Within a couple days, I could see out of both eyes and breathe through my nose. Simultaneously, the mumps had finished the course, so Mom was not giving me children’s aspirin anymore. Still, we did not put 2 + 2 together yet.

Whenever I’d get sick with fever, Mom gave me aspirin until the fever broke. I’d have a swelling attack, or hives as one doctor finally called it, explaining hives are unidentifiable welts occurring swiftly and itching terribly, sometime disappearing as fast as it begins. My parents took turns setting alarms to check make sure the swelling had not completely cut off my airway..

By the time I reached adulthood, I began suffering from chronic headaches, taking an aspirin in the morning a few days a week to keep the headaches down to a dull nag. When my headaches became unmanageable during the premenstrual week following OTC regular label instructions, a doctor told me to take four ibuprofen every four to six hours to see if that might control my pain.

Over a few days of regular dosing, the ibuprophen caused a systemic reaction. I now know these symptoms to be classic anaphylaxis, as noted by the U.S. Natl. Library of Medicine’s Natl. Institute of Health. Without quick medical attention I may have died:

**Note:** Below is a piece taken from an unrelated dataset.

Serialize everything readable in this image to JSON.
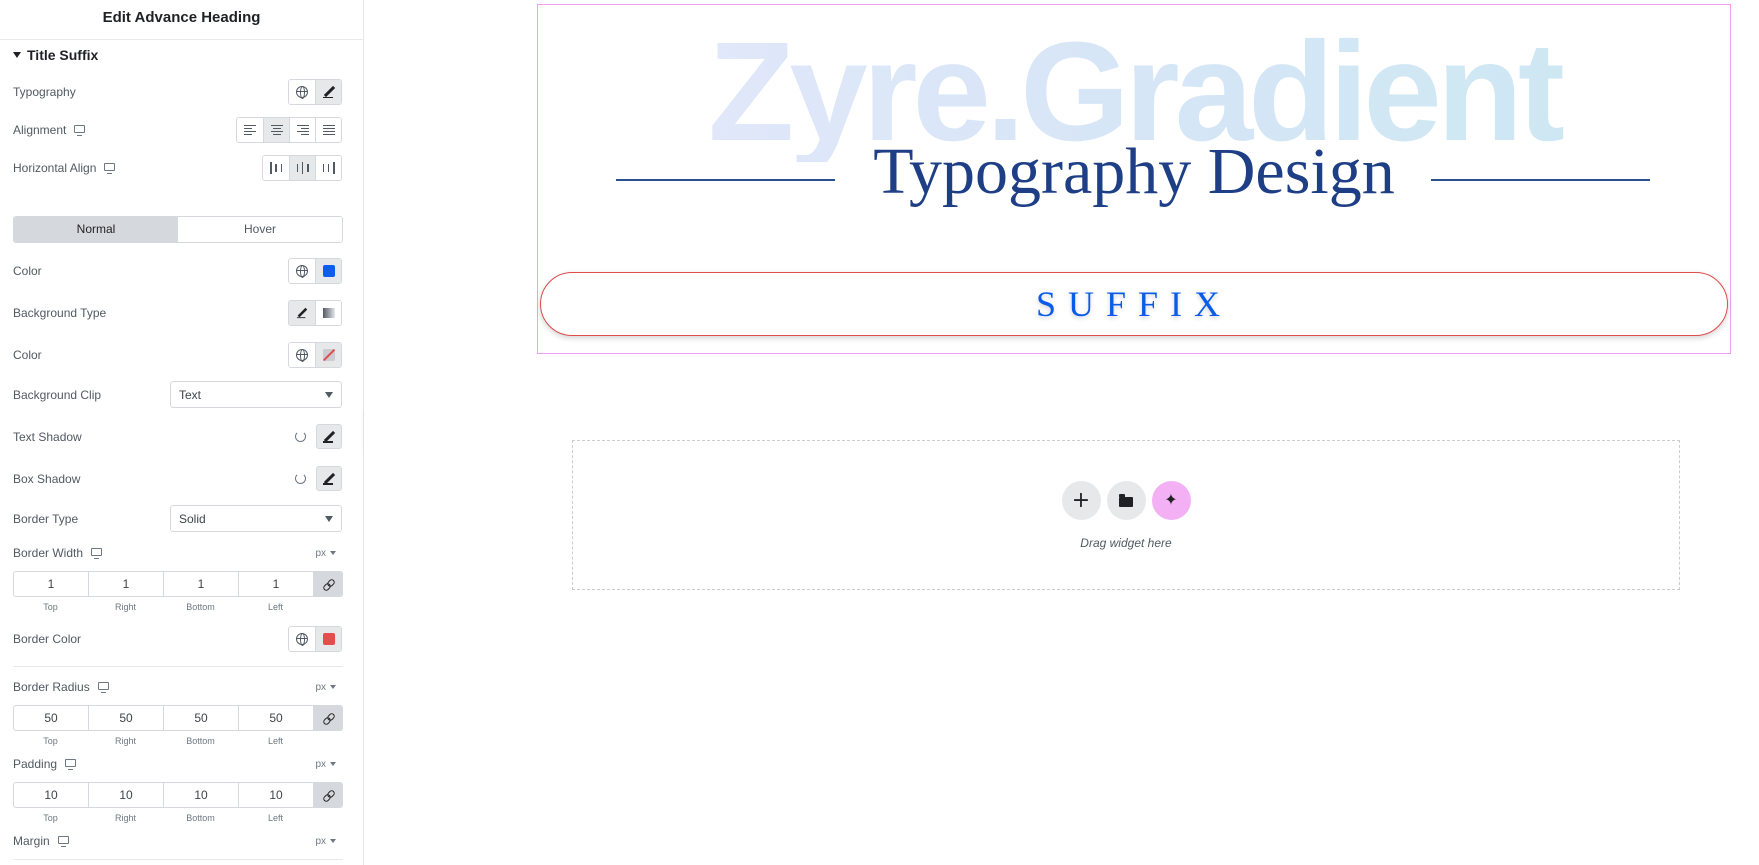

Trouble Breathing Nausea, Vomiting Diarrhea, Cramps Hives( anywhere on the face or body) Terrible itching Confusion, Anxiety Dizziness Nasal Congestion Heart Palpations Unconsciousness Death Two such critical anaphylaxis events occurred, with emergency room staff injecting me with epinephrine (commonly known by the brand name Epi-Pen™), giving me Tagamet™, Benadryl and prednisone to help me survive the attack.

The Bottom Line

Anaphylaxis is preventable once the allergen is identified. Identifying allergens can be difficult, even with specific allergy testing, because not everything in the world is in an allergy test. Trial and error over a long period of time is sometimes the only way to prove the cause.

In my case, I feel lucky the same doctor treated me for both anaphylaxis events and put 2+2 together. Thanks to his life saving information, I follow the three potentially life-saving requirements of every acutely allergic person:
I carry an Epi-Pen prescribed by my doctor, so I might inject myself should the odd chance occur again that I experience anaphylaxis. I wear a medical alert bracelet so it can speak for me, should I be rendered unable. I tell every medical professional I do business with that I am NSAID allergy, and I question the ingredients of every prescription so I might not play Russian Roulette with my life again.